|US first lady Melania Trump gives a speech during "Girls Play 2!" Initiative, an Olympic public diplomacy outreach campaign, at the US Ambassadors residence in Seoul on Tuesday. (Yonhap)|
In blue stiletto heels and a structured dark brown coat, Melania set foot in South Korea alongside her husband Donald Trump on a state visit to the Asian country. South Korea marks the second leg of US President Trump’s Asia tour, following a three-day visit in Japan.
Before heading to Cheong Wa Dae, the first lady carved out time to give a solo speech at a kick-off event for the “Girls Play 2!” Initiative, the US Embassy’s Olympic public diplomacy outreach campaign, while President Trump tackled the issue of regional security at Camp Humphreys, located 70 kilometers south of Seoul, in Gyeonggi Province. The event was held at the Habib House within the US Embassy, the residence of the US ambassador in downtown Seoul.
“When children play sports, they learn about teamwork, dedication, discipline and how to succeed under pressure,” she told a crowd of 80 middle school students.
“When we ensure boys and girls have equal access to sports, we are ensuring they have an equal chance to gain these valuable skills,” she added, while saying the upcoming 2018 PyeongChang Olympics will be an opportunity to “bring the world together.”
In line with Melania’s speech, K-pop boy band SHINee’s Choi Min-ho and Olympic short-track gold medalist Cho Ha-ri also took the podium to speak about “equal access” to playing sports and encourage girls to pursue their dreams in the field. The first lady then interacted with a group of students at the site and watched them participate in a round of hockey at Olympic-themed stages prepared by the embassy.
|US first lady Melania Trump smiles next to K-pop boy band SHINee`s Choi Min-ho at "Girls Play 2!" Initiative in Seoul on Tuesday. (Yonhap)|
The first lady has consistently expressed her advocacy for gender equality and women’s rights, citing that her immigrant status helped her foster interest in the area, she said during a White House luncheon celebrating International Women’s Day in March.
Upon arriving at Cheong Wa Dae, she teamed up with her South Korean counterpart Kim Jung-sook to aid her husband in solidifying a stable alliance with South Korea.
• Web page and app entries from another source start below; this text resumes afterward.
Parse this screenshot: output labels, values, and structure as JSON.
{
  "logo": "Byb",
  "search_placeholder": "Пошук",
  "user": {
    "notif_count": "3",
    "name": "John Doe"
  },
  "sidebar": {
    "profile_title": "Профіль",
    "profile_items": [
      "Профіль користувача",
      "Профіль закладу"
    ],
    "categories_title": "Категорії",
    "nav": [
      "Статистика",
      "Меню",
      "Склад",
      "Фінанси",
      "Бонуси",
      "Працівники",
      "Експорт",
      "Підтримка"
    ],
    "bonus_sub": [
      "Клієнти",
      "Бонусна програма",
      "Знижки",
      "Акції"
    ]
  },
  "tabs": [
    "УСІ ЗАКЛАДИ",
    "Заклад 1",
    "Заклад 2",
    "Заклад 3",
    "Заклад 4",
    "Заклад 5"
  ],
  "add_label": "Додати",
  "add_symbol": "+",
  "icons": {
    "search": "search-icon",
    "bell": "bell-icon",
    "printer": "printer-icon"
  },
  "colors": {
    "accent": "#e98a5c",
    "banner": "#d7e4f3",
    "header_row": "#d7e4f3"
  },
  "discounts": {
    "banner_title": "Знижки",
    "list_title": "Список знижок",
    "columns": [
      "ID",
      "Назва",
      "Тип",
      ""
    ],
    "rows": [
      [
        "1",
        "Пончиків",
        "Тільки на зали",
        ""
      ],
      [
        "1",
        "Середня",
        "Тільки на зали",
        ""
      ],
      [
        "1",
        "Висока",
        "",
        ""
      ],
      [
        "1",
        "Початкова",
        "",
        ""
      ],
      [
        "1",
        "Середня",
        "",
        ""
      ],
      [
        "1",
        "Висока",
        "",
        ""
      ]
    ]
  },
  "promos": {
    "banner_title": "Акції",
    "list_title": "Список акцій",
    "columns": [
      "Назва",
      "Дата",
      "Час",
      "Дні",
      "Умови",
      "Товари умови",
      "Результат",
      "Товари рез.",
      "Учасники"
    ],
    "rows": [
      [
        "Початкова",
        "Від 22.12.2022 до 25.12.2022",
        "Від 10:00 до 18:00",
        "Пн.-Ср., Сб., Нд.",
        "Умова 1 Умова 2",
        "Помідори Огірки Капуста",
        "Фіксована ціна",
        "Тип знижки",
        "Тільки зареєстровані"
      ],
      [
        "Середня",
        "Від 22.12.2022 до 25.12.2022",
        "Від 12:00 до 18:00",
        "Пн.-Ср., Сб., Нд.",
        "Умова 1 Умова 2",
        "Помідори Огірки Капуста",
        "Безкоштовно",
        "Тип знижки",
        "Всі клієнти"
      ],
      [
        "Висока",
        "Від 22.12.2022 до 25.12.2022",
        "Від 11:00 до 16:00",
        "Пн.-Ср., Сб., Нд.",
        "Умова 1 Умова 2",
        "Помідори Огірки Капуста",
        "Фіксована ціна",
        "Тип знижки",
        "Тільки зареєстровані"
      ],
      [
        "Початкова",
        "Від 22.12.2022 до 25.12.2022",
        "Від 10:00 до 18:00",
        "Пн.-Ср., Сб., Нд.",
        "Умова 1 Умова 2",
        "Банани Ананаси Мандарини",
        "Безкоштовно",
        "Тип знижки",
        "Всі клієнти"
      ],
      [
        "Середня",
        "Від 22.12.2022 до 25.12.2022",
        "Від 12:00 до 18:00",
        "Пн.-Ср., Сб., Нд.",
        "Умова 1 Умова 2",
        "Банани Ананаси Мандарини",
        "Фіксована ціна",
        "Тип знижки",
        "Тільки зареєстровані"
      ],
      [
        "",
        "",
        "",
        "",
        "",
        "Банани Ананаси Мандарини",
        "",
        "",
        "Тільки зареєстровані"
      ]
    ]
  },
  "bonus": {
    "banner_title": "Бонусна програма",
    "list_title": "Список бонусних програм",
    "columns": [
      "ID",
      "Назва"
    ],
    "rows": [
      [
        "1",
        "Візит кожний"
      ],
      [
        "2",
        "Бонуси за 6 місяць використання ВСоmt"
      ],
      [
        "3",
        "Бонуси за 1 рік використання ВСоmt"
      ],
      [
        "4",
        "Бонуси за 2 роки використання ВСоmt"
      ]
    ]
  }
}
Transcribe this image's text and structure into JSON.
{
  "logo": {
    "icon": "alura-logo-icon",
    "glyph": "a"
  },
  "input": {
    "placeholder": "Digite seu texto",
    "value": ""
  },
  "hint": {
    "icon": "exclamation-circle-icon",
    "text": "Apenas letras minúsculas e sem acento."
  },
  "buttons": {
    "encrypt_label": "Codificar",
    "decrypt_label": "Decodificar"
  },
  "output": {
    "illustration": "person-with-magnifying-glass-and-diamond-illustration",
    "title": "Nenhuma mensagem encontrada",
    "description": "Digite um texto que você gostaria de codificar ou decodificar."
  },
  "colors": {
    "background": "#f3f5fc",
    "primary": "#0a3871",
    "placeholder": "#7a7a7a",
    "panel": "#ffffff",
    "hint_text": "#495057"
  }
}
The first ladies spent time at a welcoming party that involved 52 children, including 20 family members of the US 8th Army and employees at the US Embassy here. The children had participated in the official welcoming ceremony honoring the US president and first lady on their first state visit here.
The two later delivered knitted scarves in the colors shared between their respective national flags -- red, white and blue -- to thank the children for their warm welcome.
The pair then moved to Sanchunjae, a wooden traditional Korean house inside Cheong Wa Dae, for a brief teatime before their husbands joined them.
Chocolate-coated dried persimmons made from fruits Kim had personally picked from trees on the grounds of Cheong Wa Dae were served with a locally blended tea labeled “Serene Morning of PyeongChang.” The tea, which was inspired by the alpine host town of the Winter Olympics in Gangwon Province, combines hydrangea from the 700-meter Balwangsan in the region with Western and Oriental herbs.
The tea embodies the hope to solidify and continue the decades-old alliance between South Korea and the US, a Cheong Wa Dae official said.
During her two-day visit here, Melania is expected to refrain from making any political or diplomatic statements while fulfilling her duties as the president’s wife.
“She’s trying to stay in her comfort zone and not be a lightning rod. ... She’s doing the bare minimum that she can without causing problems for her husband as president while taking on the safest of pet projects, mostly focusing on children,” Jean Wahl Harris, a professor at the University of Scranton and first lady historian, recently told Newsweek.
In Japan, Melania and her Japanese counterpart Akie Abe visited an elementary school in Tokyo where she practiced traditional calligraphy with students.
Stephanie Grisham, the first lady’s director of communications, told CNN that she “knows she is representing the United States, and wants to be sure she is appropriate in all that she does” during her foreign trips. The office of the first lady did not respond to requests for comment.
“Mrs. Trump always wants to be thoughtful and respect the traditions and protocols of the countries she visits,” she added.
By Jung Min-kyung (firstname.lastname@example.org)